• _TRY IT_:
Although the data below contains pictures, please reproduce only its words, exactly.

.....

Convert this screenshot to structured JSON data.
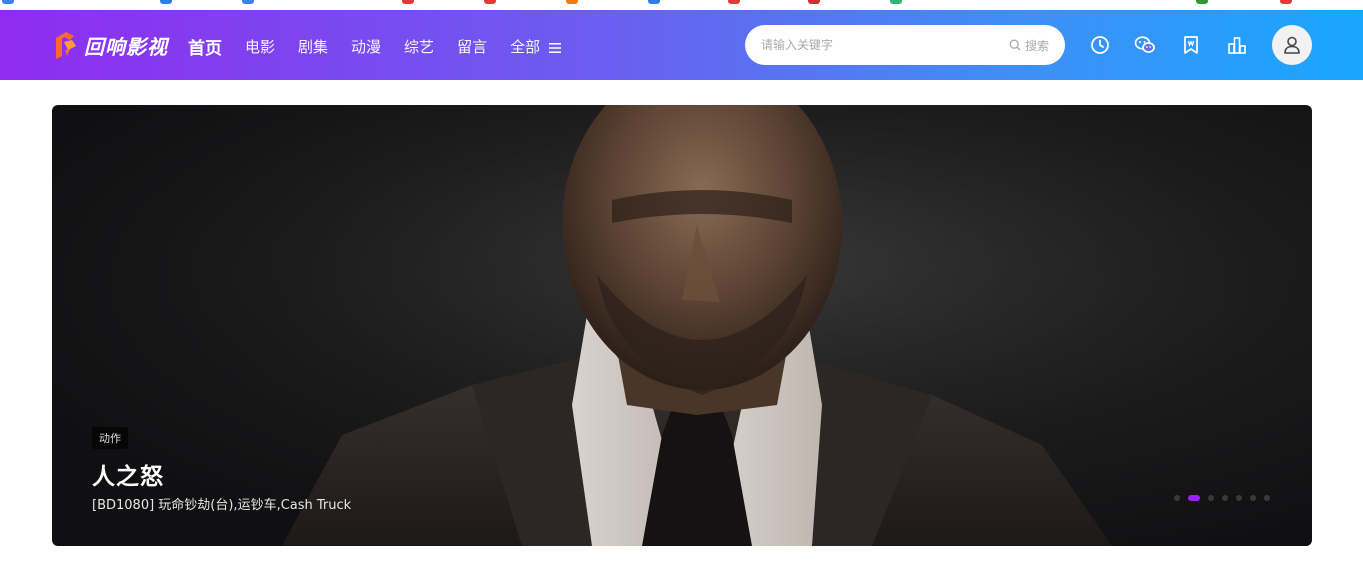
{
  "site": {
    "logo_text": "回响影视"
  },
  "nav": {
    "items": [
      {
        "label": "首页",
        "active": true
      },
      {
        "label": "电影"
      },
      {
        "label": "剧集"
      },
      {
        "label": "动漫"
      },
      {
        "label": "综艺"
      },
      {
        "label": "留言"
      },
      {
        "label": "全部"
      }
    ]
  },
  "search": {
    "placeholder": "请输入关键字",
    "button_label": "搜索"
  },
  "header_icons": [
    "history-icon",
    "wechat-icon",
    "bookmark-icon",
    "ranking-icon",
    "user-icon"
  ],
  "banner": {
    "tag": "动作",
    "title": "人之怒",
    "subtitle": "[BD1080] 玩命钞劫(台),运钞车,Cash Truck",
    "slides": 7,
    "active_slide": 1
  },
  "colors": {
    "header_gradient_start": "#8f2cf0",
    "header_gradient_end": "#19a6ff",
    "accent": "#a020f0"
  }
}
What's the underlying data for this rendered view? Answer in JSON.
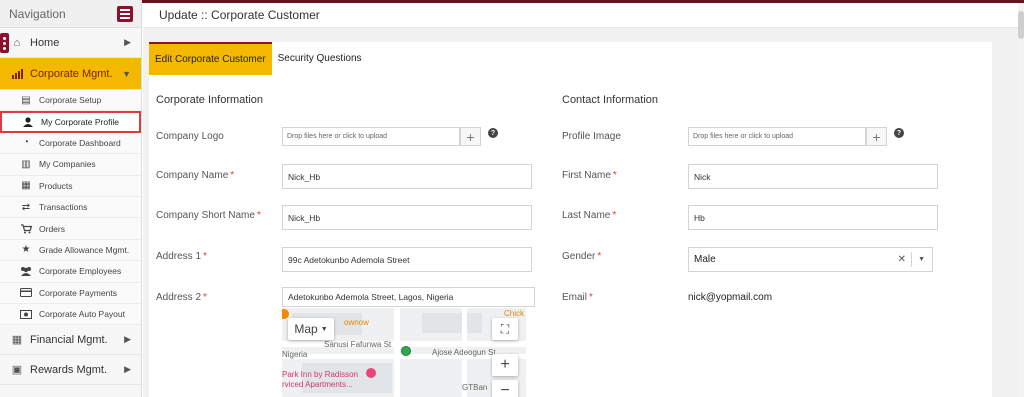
{
  "sidebar": {
    "title": "Navigation",
    "items": [
      {
        "label": "Home",
        "icon": "home-icon"
      },
      {
        "label": "Corporate Mgmt.",
        "icon": "chart-icon"
      },
      {
        "label": "Financial Mgmt.",
        "icon": "financial-icon"
      },
      {
        "label": "Rewards Mgmt.",
        "icon": "rewards-icon"
      }
    ],
    "subitems": [
      {
        "label": "Corporate Setup",
        "icon": "setup-icon"
      },
      {
        "label": "My Corporate Profile",
        "icon": "user-icon"
      },
      {
        "label": "Corporate Dashboard",
        "icon": "dashboard-icon"
      },
      {
        "label": "My Companies",
        "icon": "companies-icon"
      },
      {
        "label": "Products",
        "icon": "products-icon"
      },
      {
        "label": "Transactions",
        "icon": "transactions-icon"
      },
      {
        "label": "Orders",
        "icon": "cart-icon"
      },
      {
        "label": "Grade Allowance Mgmt.",
        "icon": "star-icon"
      },
      {
        "label": "Corporate Employees",
        "icon": "employees-icon"
      },
      {
        "label": "Corporate Payments",
        "icon": "card-icon"
      },
      {
        "label": "Corporate Auto Payout",
        "icon": "payout-icon"
      }
    ]
  },
  "header": {
    "title": "Update :: Corporate Customer"
  },
  "tabs": [
    {
      "label": "Edit Corporate Customer"
    },
    {
      "label": "Security Questions"
    }
  ],
  "corporate": {
    "section_title": "Corporate Information",
    "logo_label": "Company Logo",
    "upload_placeholder": "Drop files here or click to upload",
    "company_name_label": "Company Name",
    "company_name": "Nick_Hb",
    "short_name_label": "Company Short Name",
    "short_name": "Nick_Hb",
    "address1_label": "Address 1",
    "address1": "99c Adetokunbo Ademola Street",
    "address2_label": "Address 2",
    "address2": "Adetokunbo Ademola Street, Lagos, Nigeria"
  },
  "contact": {
    "section_title": "Contact Information",
    "profile_image_label": "Profile Image",
    "upload_placeholder": "Drop files here or click to upload",
    "first_name_label": "First Name",
    "first_name": "Nick",
    "last_name_label": "Last Name",
    "last_name": "Hb",
    "gender_label": "Gender",
    "gender": "Male",
    "email_label": "Email",
    "email": "nick@yopmail.com"
  },
  "map": {
    "type_label": "Map",
    "texts": [
      "Sanusi Fafunwa St",
      "Nigeria",
      "Park Inn by Radisson",
      "rviced Apartments...",
      "Ajose Adeogun St",
      "GTBan",
      "ownow",
      "Chick"
    ]
  },
  "colors": {
    "accent": "#f5b800",
    "brand": "#8a1230",
    "required": "#e23b3b"
  }
}
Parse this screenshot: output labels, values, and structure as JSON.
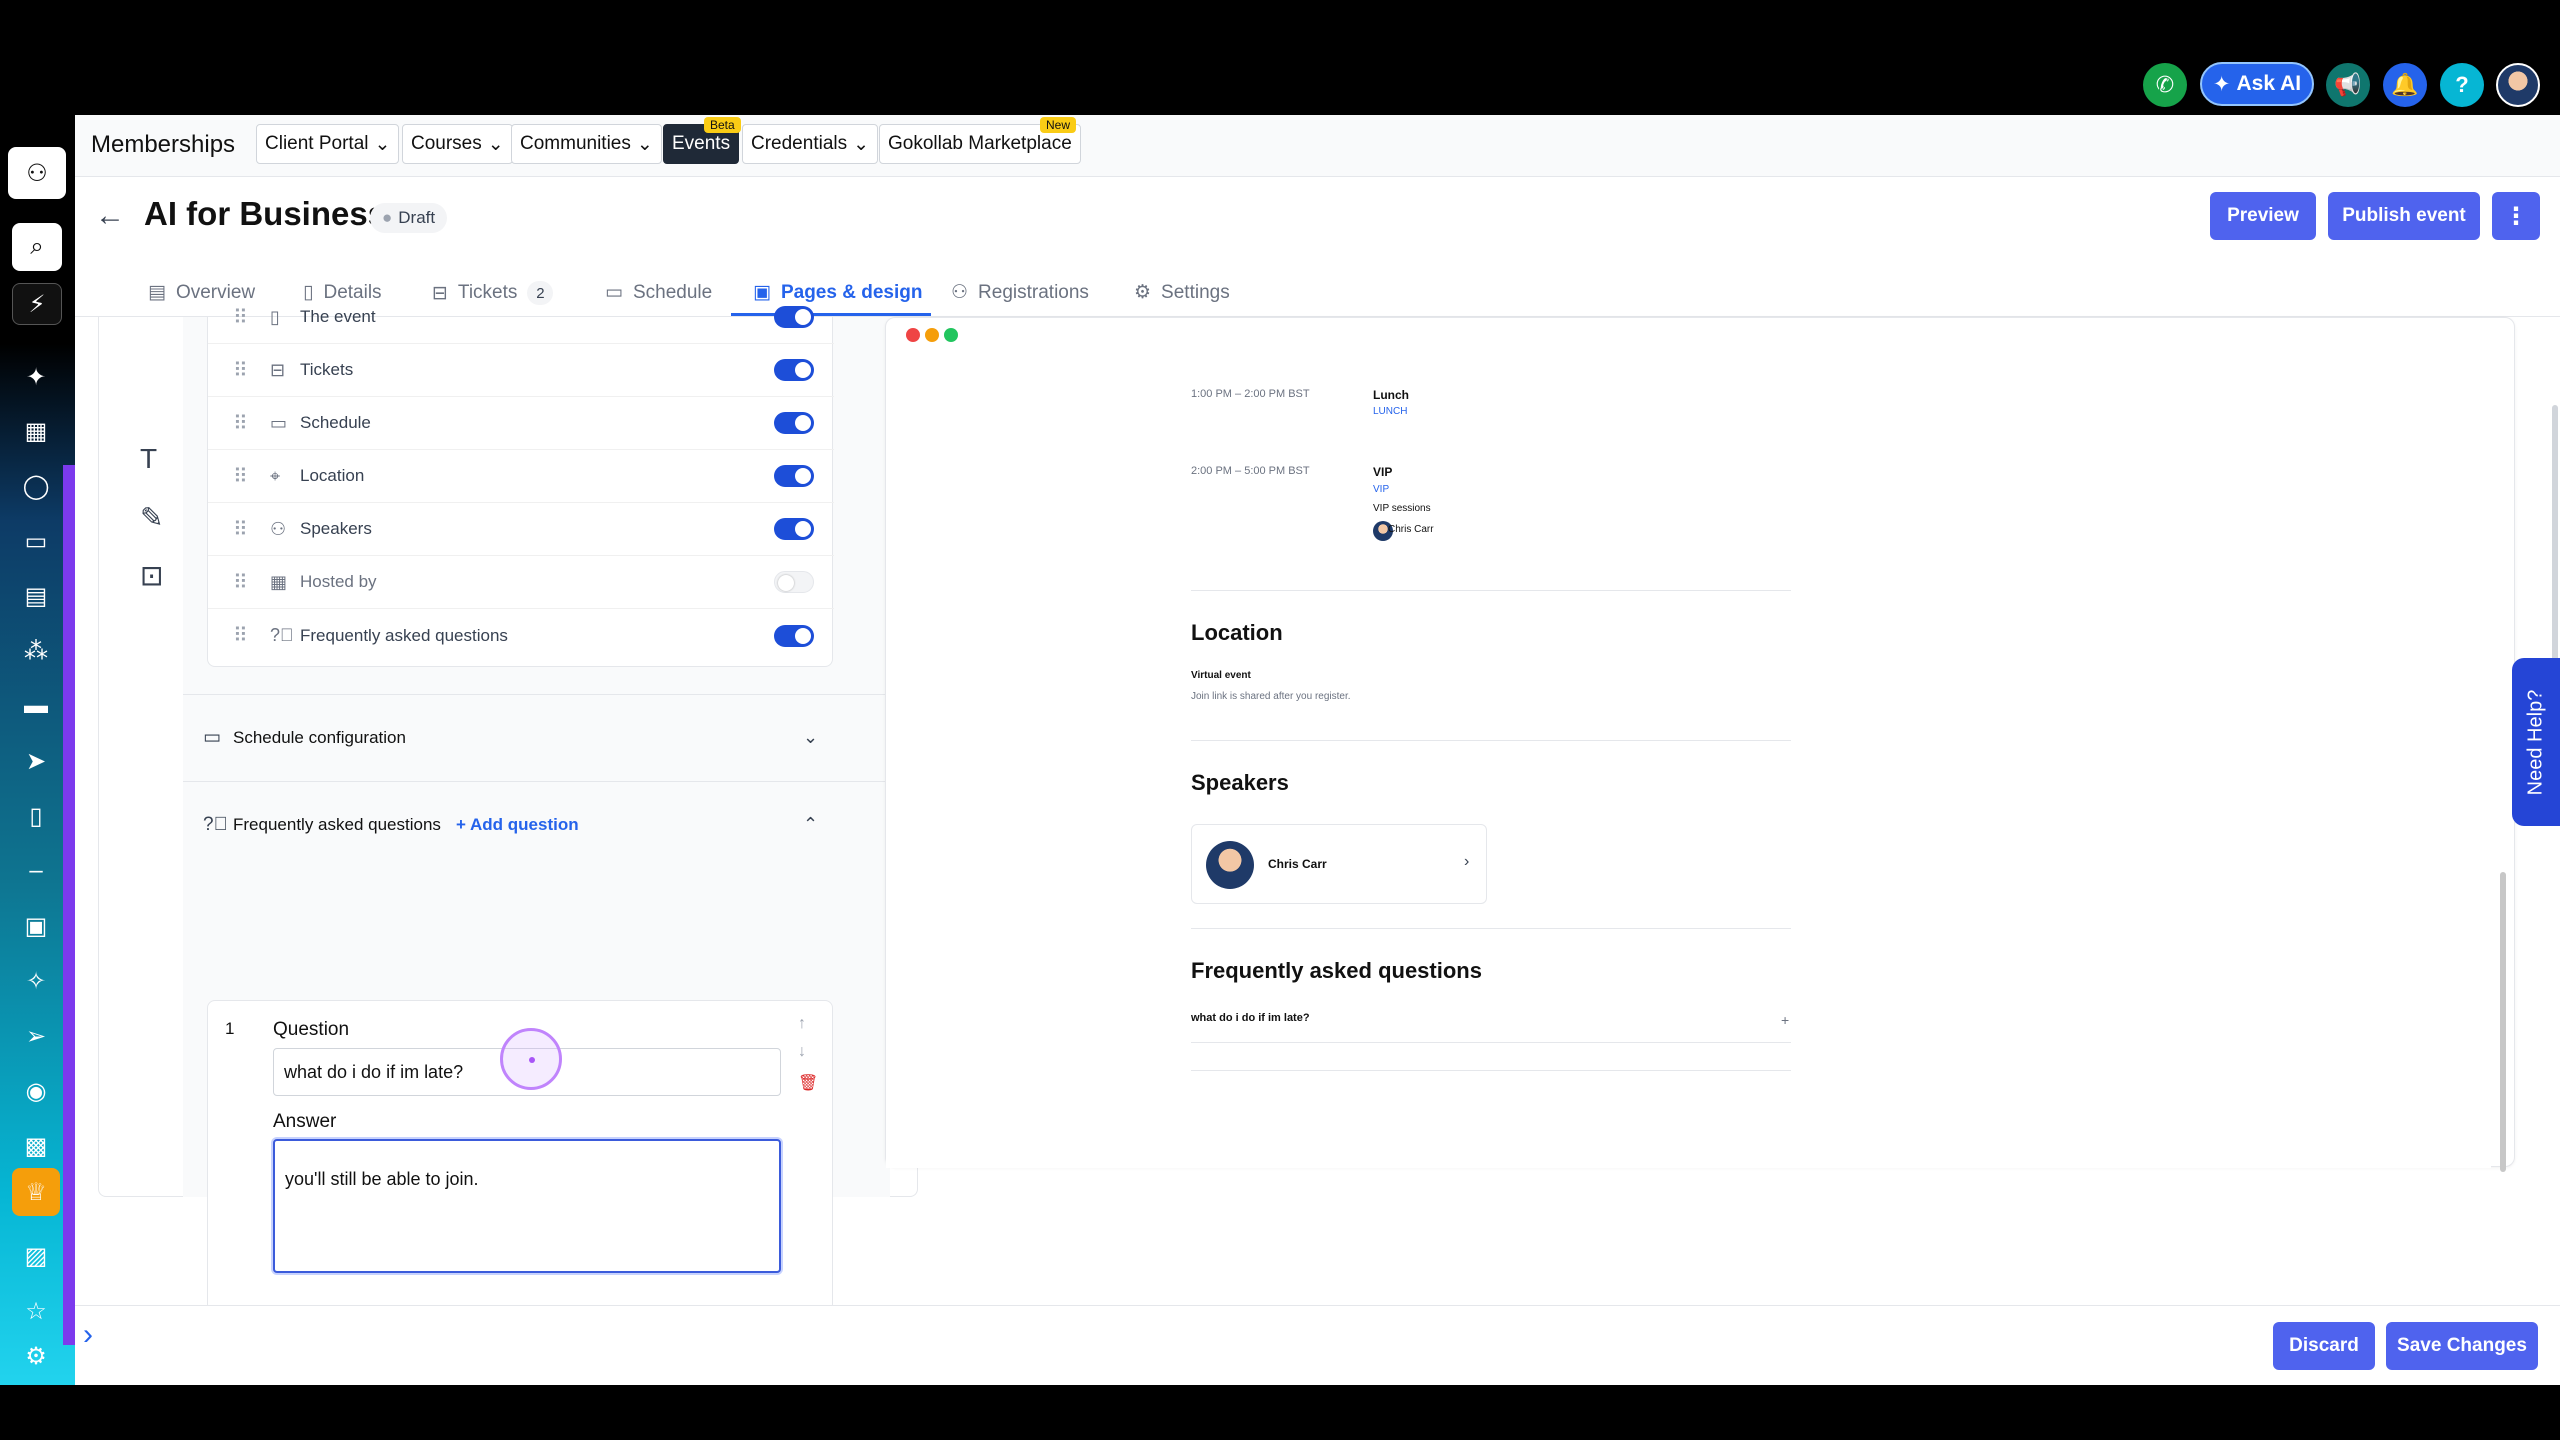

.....

• _SOLUTION FOR THIS EXERCISE_:
Convert this screenshot to structured JSON data.
{
  "site": {
    "logo_text": "回响影视"
  },
  "nav": {
    "items": [
      {
        "label": "首页",
        "active": true
      },
      {
        "label": "电影"
      },
      {
        "label": "剧集"
      },
      {
        "label": "动漫"
      },
      {
        "label": "综艺"
      },
      {
        "label": "留言"
      },
      {
        "label": "全部"
      }
    ]
  },
  "search": {
    "placeholder": "请输入关键字",
    "button_label": "搜索"
  },
  "header_icons": [
    "history-icon",
    "wechat-icon",
    "bookmark-icon",
    "ranking-icon",
    "user-icon"
  ],
  "banner": {
    "tag": "动作",
    "title": "人之怒",
    "subtitle": "[BD1080] 玩命钞劫(台),运钞车,Cash Truck",
    "slides": 7,
    "active_slide": 1
  },
  "colors": {
    "header_gradient_start": "#8f2cf0",
    "header_gradient_end": "#19a6ff",
    "accent": "#a020f0"
  }
}
What's the underlying data for this rendered view? Answer in JSON.
{
  "sidebar": {
    "title": "Navigation",
    "items": [
      {
        "label": "Home",
        "icon": "home-icon"
      },
      {
        "label": "Corporate Mgmt.",
        "icon": "chart-icon"
      },
      {
        "label": "Financial Mgmt.",
        "icon": "financial-icon"
      },
      {
        "label": "Rewards Mgmt.",
        "icon": "rewards-icon"
      }
    ],
    "subitems": [
      {
        "label": "Corporate Setup",
        "icon": "setup-icon"
      },
      {
        "label": "My Corporate Profile",
        "icon": "user-icon"
      },
      {
        "label": "Corporate Dashboard",
        "icon": "dashboard-icon"
      },
      {
        "label": "My Companies",
        "icon": "companies-icon"
      },
      {
        "label": "Products",
        "icon": "products-icon"
      },
      {
        "label": "Transactions",
        "icon": "transactions-icon"
      },
      {
        "label": "Orders",
        "icon": "cart-icon"
      },
      {
        "label": "Grade Allowance Mgmt.",
        "icon": "star-icon"
      },
      {
        "label": "Corporate Employees",
        "icon": "employees-icon"
      },
      {
        "label": "Corporate Payments",
        "icon": "card-icon"
      },
      {
        "label": "Corporate Auto Payout",
        "icon": "payout-icon"
      }
    ]
  },
  "header": {
    "title": "Update :: Corporate Customer"
  },
  "tabs": [
    {
      "label": "Edit Corporate Customer"
    },
    {
      "label": "Security Questions"
    }
  ],
  "corporate": {
    "section_title": "Corporate Information",
    "logo_label": "Company Logo",
    "upload_placeholder": "Drop files here or click to upload",
    "company_name_label": "Company Name",
    "company_name": "Nick_Hb",
    "short_name_label": "Company Short Name",
    "short_name": "Nick_Hb",
    "address1_label": "Address 1",
    "address1": "99c Adetokunbo Ademola Street",
    "address2_label": "Address 2",
    "address2": "Adetokunbo Ademola Street, Lagos, Nigeria"
  },
  "contact": {
    "section_title": "Contact Information",
    "profile_image_label": "Profile Image",
    "upload_placeholder": "Drop files here or click to upload",
    "first_name_label": "First Name",
    "first_name": "Nick",
    "last_name_label": "Last Name",
    "last_name": "Hb",
    "gender_label": "Gender",
    "gender": "Male",
    "email_label": "Email",
    "email": "nick@yopmail.com"
  },
  "map": {
    "type_label": "Map",
    "texts": [
      "Sanusi Fafunwa St",
      "Nigeria",
      "Park Inn by Radisson",
      "rviced Apartments...",
      "Ajose Adeogun St",
      "GTBan",
      "ownow",
      "Chick"
    ]
  },
  "colors": {
    "accent": "#f5b800",
    "brand": "#8a1230",
    "required": "#e23b3b"
  }
}
Parse this screenshot: output labels, values, and structure as JSON.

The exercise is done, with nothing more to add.